By Eleanor O’Neill
Financial expertise and top business acumen are the most obvious requirements for a good CFO. But what else makes up the mark of a quality financial executive?
Roles at all levels across businesses are expanding to be cross-sectional and incorporate wider skill-sets and backgrounds. The position of CFO is no exception, with high-quality leadership skills and an altogether more rounded breadth of experience.
An assertive and confident CFO is able to drive a business toward favouring strategies with a strong financial underpinning, therefore having a direct impact on executive decision-making.
Rather than just advising the CEO, the CFO should be regarded as an equal business partner and trusted authority on data-driven action planning. The ability to positively influence others and push initiatives is essential in filling this role.
A wide and varied perspective on the impact of commercial directives, client expectations and market influences will ensure a good knowledge base from which to draw financial insight.
Detailed understanding in a range of functions and roles can add context and build an appreciation of stakeholder priorities. This can also be aided by a broad education in business skills through, for example, the combination of the CA qualification and an MBA.

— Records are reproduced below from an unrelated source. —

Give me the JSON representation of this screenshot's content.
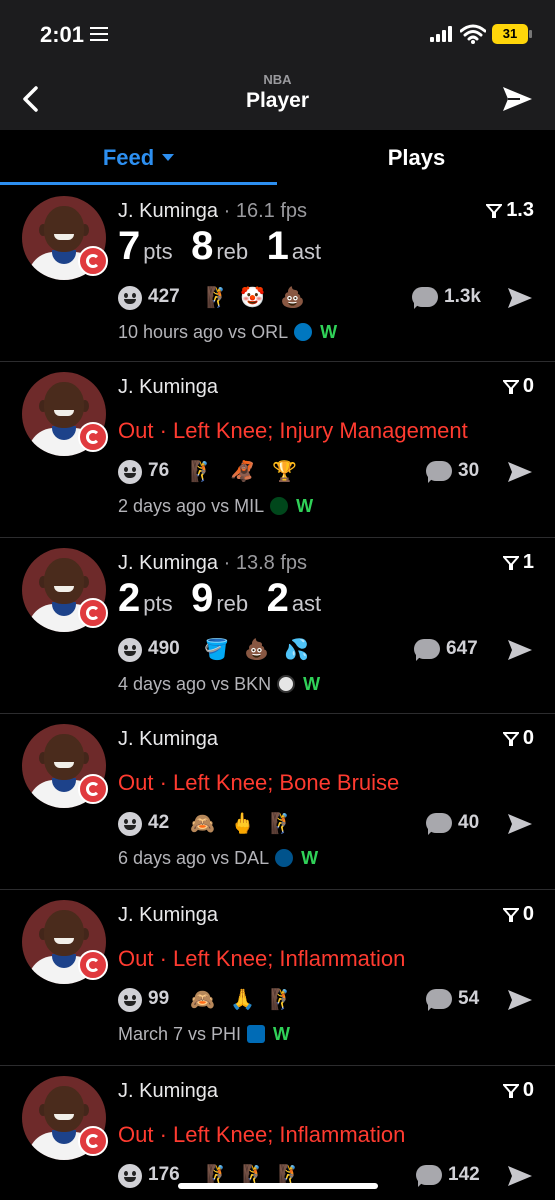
{
  "status_bar": {
    "time": "2:01",
    "battery": "31"
  },
  "nav": {
    "subtitle": "NBA",
    "title": "Player"
  },
  "tabs": {
    "feed": "Feed",
    "plays": "Plays"
  },
  "feed": [
    {
      "player": "J. Kuminga",
      "fps": " · 16.1 fps",
      "score": "1.3",
      "stats": [
        {
          "value": "7",
          "unit": "pts"
        },
        {
          "value": "8",
          "unit": "reb"
        },
        {
          "value": "1",
          "unit": "ast"
        }
      ],
      "reaction_count": "427",
      "emojis": [
        "🧗",
        "🤡",
        "💩"
      ],
      "comments": "1.3k",
      "time": "10 hours ago vs ORL",
      "opponent_color": "#0077c0",
      "result": "W"
    },
    {
      "player": "J. Kuminga",
      "score": "0",
      "status": "Out · Left Knee; Injury Management",
      "reaction_count": "76",
      "emojis": [
        "🧗",
        "🦧",
        "🏆"
      ],
      "comments": "30",
      "time": "2 days ago vs MIL",
      "opponent_color": "#00471b",
      "result": "W"
    },
    {
      "player": "J. Kuminga",
      "fps": " · 13.8 fps",
      "score": "1",
      "stats": [
        {
          "value": "2",
          "unit": "pts"
        },
        {
          "value": "9",
          "unit": "reb"
        },
        {
          "value": "2",
          "unit": "ast"
        }
      ],
      "reaction_count": "490",
      "emojis": [
        "🪣",
        "💩",
        "💦"
      ],
      "comments": "647",
      "time": "4 days ago vs BKN",
      "opponent_color": "#e6e6e6",
      "result": "W"
    },
    {
      "player": "J. Kuminga",
      "score": "0",
      "status": "Out · Left Knee; Bone Bruise",
      "reaction_count": "42",
      "emojis": [
        "🙈",
        "🖕",
        "🧗"
      ],
      "comments": "40",
      "time": "6 days ago vs DAL",
      "opponent_color": "#00538c",
      "result": "W"
    },
    {
      "player": "J. Kuminga",
      "score": "0",
      "status": "Out · Left Knee; Inflammation",
      "reaction_count": "99",
      "emojis": [
        "🙈",
        "🙏",
        "🧗"
      ],
      "comments": "54",
      "time": "March 7 vs PHI",
      "opponent_color": "#006bb6",
      "result": "W"
    },
    {
      "player": "J. Kuminga",
      "score": "0",
      "status": "Out · Left Knee; Inflammation",
      "reaction_count": "176",
      "emojis": [
        "🧗",
        "🧗",
        "🧗"
      ],
      "comments": "142"
    }
  ]
}
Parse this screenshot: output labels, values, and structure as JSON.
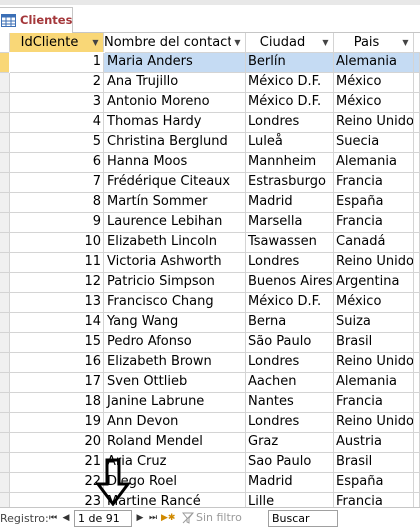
{
  "tab": {
    "label": "Clientes",
    "icon": "table-icon"
  },
  "columns": [
    {
      "label": "IdCliente",
      "key": "id"
    },
    {
      "label": "Nombre del contact",
      "key": "nm"
    },
    {
      "label": "Ciudad",
      "key": "ci"
    },
    {
      "label": "Pais",
      "key": "pa"
    }
  ],
  "rows": [
    {
      "id": "1",
      "nm": "Maria Anders",
      "ci": "Berlín",
      "pa": "Alemania"
    },
    {
      "id": "2",
      "nm": "Ana Trujillo",
      "ci": "México D.F.",
      "pa": "México"
    },
    {
      "id": "3",
      "nm": "Antonio Moreno",
      "ci": "México D.F.",
      "pa": "México"
    },
    {
      "id": "4",
      "nm": "Thomas Hardy",
      "ci": "Londres",
      "pa": "Reino Unido"
    },
    {
      "id": "5",
      "nm": "Christina Berglund",
      "ci": "Luleå",
      "pa": "Suecia"
    },
    {
      "id": "6",
      "nm": "Hanna Moos",
      "ci": "Mannheim",
      "pa": "Alemania"
    },
    {
      "id": "7",
      "nm": "Frédérique Citeaux",
      "ci": "Estrasburgo",
      "pa": "Francia"
    },
    {
      "id": "8",
      "nm": "Martín Sommer",
      "ci": "Madrid",
      "pa": "España"
    },
    {
      "id": "9",
      "nm": "Laurence Lebihan",
      "ci": "Marsella",
      "pa": "Francia"
    },
    {
      "id": "10",
      "nm": "Elizabeth Lincoln",
      "ci": "Tsawassen",
      "pa": "Canadá"
    },
    {
      "id": "11",
      "nm": "Victoria Ashworth",
      "ci": "Londres",
      "pa": "Reino Unido"
    },
    {
      "id": "12",
      "nm": "Patricio Simpson",
      "ci": "Buenos Aires",
      "pa": "Argentina"
    },
    {
      "id": "13",
      "nm": "Francisco Chang",
      "ci": "México D.F.",
      "pa": "México"
    },
    {
      "id": "14",
      "nm": "Yang Wang",
      "ci": "Berna",
      "pa": "Suiza"
    },
    {
      "id": "15",
      "nm": "Pedro Afonso",
      "ci": "São Paulo",
      "pa": "Brasil"
    },
    {
      "id": "16",
      "nm": "Elizabeth Brown",
      "ci": "Londres",
      "pa": "Reino Unido"
    },
    {
      "id": "17",
      "nm": "Sven Ottlieb",
      "ci": "Aachen",
      "pa": "Alemania"
    },
    {
      "id": "18",
      "nm": "Janine Labrune",
      "ci": "Nantes",
      "pa": "Francia"
    },
    {
      "id": "19",
      "nm": "Ann Devon",
      "ci": "Londres",
      "pa": "Reino Unido"
    },
    {
      "id": "20",
      "nm": "Roland Mendel",
      "ci": "Graz",
      "pa": "Austria"
    },
    {
      "id": "21",
      "nm": "Aria Cruz",
      "ci": "Sao Paulo",
      "pa": "Brasil"
    },
    {
      "id": "22",
      "nm": "Diego Roel",
      "ci": "Madrid",
      "pa": "España"
    },
    {
      "id": "23",
      "nm": "Martine Rancé",
      "ci": "Lille",
      "pa": "Francia"
    }
  ],
  "navbar": {
    "label": "Registro:",
    "record": "1 de 91",
    "filter": "Sin filtro",
    "search": "Buscar"
  },
  "colors": {
    "accent": "#f9d777",
    "selection": "#c5dbf3",
    "tab_text": "#a4373a"
  }
}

Soft skills in communication, presentation and workplace relations build credibility within an organisation and help CFOs engage effectively with internal and external influencers.
Effective communication skills are imperative in justifying difficult actions, such as cutbacks. A steady level of respect and self-confidence, rooted in a good reputation, will also make it easier to stand by those tough decisions under pressure.
The digital revolution is causing disruption in every industry and a good CFO is expected to be flexible and responsive to these changes, as well as informed on potential threats to their business.
An understanding of big data and actionable analysis, both financial and otherwise, is in high demand for organisations looking to stay ahead of the curve.
Dedication to continued professional development and a willingness to accommodate innovative practices – like cloud-based resource planning systems – displays a desire to lead in the business and overall sector. Similarly, advocating the introduction of new talent to an organisation is good future-proofing practice.
Succession planning and career coaching will not only raise a CFO’s reputation within a business but will likely also improve team performance as professional growth is encouraged.
Mentoring and developing the skills within a team will help keep that talent under the umbrella of your organisation for longer and put in place a good infrastructure for the future.
This article was originally published in the 20 March 2017 edition of CA Today.